Lyndon Hood - arborophile, Lower Hutt

Wednesday, September 15, 2004

Dear Sir,

I've written my first letter to the editor.

Well, technically it was an email, and by 'letter to the editor' I mean one intended for publication - I have corresponded with the editor in question in the past. Not that I'm trying to make excuses.

I've mentally composed any number previously, including a good few pointed missives for Morning Report or Nine to Noon, but what finally had me writing down and sending was a news article in Critic about trees.

A couple of them died in one of the more paved parts of campus.

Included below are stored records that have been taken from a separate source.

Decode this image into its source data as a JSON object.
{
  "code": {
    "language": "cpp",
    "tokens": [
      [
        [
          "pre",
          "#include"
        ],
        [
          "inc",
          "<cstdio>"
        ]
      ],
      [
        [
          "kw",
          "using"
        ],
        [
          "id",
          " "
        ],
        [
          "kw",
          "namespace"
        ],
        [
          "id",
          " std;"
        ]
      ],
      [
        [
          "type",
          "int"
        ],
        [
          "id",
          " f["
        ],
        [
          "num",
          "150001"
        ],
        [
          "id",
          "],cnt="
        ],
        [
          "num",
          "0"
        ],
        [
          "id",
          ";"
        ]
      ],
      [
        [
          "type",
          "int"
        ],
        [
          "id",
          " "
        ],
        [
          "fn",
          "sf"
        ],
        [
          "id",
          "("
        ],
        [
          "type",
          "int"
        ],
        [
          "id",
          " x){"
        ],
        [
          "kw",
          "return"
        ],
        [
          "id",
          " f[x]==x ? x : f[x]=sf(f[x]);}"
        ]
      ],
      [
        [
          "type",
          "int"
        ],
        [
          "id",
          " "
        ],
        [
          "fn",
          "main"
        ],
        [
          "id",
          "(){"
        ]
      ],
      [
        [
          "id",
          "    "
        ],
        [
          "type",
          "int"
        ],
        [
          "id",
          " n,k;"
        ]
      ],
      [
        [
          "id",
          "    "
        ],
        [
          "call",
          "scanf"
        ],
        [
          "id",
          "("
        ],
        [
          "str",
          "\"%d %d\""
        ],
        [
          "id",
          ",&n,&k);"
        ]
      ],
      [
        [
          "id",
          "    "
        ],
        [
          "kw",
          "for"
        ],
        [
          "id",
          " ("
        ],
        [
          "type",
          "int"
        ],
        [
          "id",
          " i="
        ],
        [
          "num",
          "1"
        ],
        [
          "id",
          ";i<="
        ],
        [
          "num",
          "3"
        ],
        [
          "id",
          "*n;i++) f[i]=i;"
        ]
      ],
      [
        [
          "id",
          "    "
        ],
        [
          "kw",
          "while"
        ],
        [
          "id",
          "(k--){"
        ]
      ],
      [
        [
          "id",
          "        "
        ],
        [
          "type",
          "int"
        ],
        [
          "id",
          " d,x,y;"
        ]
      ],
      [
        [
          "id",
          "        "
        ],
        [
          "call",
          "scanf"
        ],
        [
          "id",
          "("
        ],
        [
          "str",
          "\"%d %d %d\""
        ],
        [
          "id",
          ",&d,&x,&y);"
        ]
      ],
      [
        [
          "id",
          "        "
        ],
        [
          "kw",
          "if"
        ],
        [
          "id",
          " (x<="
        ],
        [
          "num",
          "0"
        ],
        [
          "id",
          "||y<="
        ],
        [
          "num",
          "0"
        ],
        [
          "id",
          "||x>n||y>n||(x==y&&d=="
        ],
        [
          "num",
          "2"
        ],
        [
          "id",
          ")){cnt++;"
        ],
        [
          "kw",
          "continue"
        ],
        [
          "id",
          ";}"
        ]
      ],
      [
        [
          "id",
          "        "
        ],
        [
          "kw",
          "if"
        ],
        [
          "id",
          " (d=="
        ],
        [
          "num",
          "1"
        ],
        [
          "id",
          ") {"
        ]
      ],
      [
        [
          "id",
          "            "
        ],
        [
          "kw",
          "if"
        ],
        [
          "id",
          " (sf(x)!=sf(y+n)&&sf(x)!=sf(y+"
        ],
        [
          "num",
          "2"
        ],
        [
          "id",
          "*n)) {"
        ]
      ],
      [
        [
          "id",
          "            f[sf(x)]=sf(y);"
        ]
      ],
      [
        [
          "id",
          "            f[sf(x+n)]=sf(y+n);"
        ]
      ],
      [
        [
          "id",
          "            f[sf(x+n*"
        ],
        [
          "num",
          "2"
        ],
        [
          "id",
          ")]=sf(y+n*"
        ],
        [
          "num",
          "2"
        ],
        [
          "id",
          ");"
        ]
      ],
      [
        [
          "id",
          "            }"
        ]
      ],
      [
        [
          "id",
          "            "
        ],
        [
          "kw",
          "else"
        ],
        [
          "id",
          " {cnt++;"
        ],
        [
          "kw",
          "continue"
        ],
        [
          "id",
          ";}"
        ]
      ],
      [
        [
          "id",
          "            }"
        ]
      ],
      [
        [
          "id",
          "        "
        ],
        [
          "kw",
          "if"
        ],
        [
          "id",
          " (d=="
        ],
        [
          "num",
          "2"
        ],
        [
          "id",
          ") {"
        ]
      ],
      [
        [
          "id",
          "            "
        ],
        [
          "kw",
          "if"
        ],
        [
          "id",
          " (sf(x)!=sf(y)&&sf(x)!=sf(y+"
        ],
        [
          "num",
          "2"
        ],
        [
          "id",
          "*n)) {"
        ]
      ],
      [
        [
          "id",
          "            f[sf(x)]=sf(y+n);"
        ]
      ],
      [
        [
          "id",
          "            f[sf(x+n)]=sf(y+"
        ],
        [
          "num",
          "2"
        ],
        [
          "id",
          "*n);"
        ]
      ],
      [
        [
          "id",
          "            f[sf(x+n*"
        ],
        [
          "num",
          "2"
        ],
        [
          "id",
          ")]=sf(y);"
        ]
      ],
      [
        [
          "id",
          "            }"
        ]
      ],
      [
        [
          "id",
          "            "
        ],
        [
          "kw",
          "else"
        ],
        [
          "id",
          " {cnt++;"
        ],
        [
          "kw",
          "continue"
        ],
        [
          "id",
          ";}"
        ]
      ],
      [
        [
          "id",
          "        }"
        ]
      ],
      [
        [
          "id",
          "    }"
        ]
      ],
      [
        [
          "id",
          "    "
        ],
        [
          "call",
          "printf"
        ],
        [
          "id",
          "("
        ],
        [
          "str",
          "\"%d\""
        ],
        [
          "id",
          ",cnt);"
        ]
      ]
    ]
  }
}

This reinforced my worry (dating back to when I was actually in Dunedin) that sealing trees' roots away from the air with paving or burying them under more than a foot of clay (in the course of raising the lawn) will not be good for them.

Because it was Critic, I also included the inference (rather unhelpful as it turned out) that this constituted a deliberate tree-killing programme.

The publication of my letter (scroll down to "Tree murdering") made a rather disappointing follow-up to my thoughtful monograph on holocaust denial the previous week. It's not that I retract the letter's general point (I did call a walnut tree a chestnut, but I never claimed to be an expert). It's just kind of embarrassing to see something I wrote printed in a space mostly associated with various flavours of militant campaigner, flake, and unfunny attention seeker.

I was pleased when I found that blogging had put me in touch with my inner opinionated person, but if I'd understood the risks I might never have started.

I had the honour of being replied to by the University's Property Services Director. His previous appearances of the Critic letters page had been mostly to argue against people who thought the proposal to build a new bridge across the Leith was a waste of money. When the new Vice-Chancellor came in the bridge project was immediately scrapped. So I feel somewhat vindicated by the way he didn't agree with me.

He made a convincing case that the University doesn't hate trees. He also said the ones I'm most alarmed for are expected to be fine. Though it's still not clear to me why. It think that feeling welling up from my bowels is the urge to counter-reply. Barry, old pro that he is, has already deflected this impulse by including the name and phone number of the University Grounds Officer. He knows that there's nothing that a letter-to-the-editor writer fears more than direct interaction with a live human being.

And fortunately, I've been published in more prestigious (though possibly less read) parts of the magazine before, so I don't feel the need to consolidate any new-found fame by writing more letters.

Might be a short feature article in it though.

And of course, all of this paving (and plenty of building) has been at the expense of grassed area. Don't even get me started on that.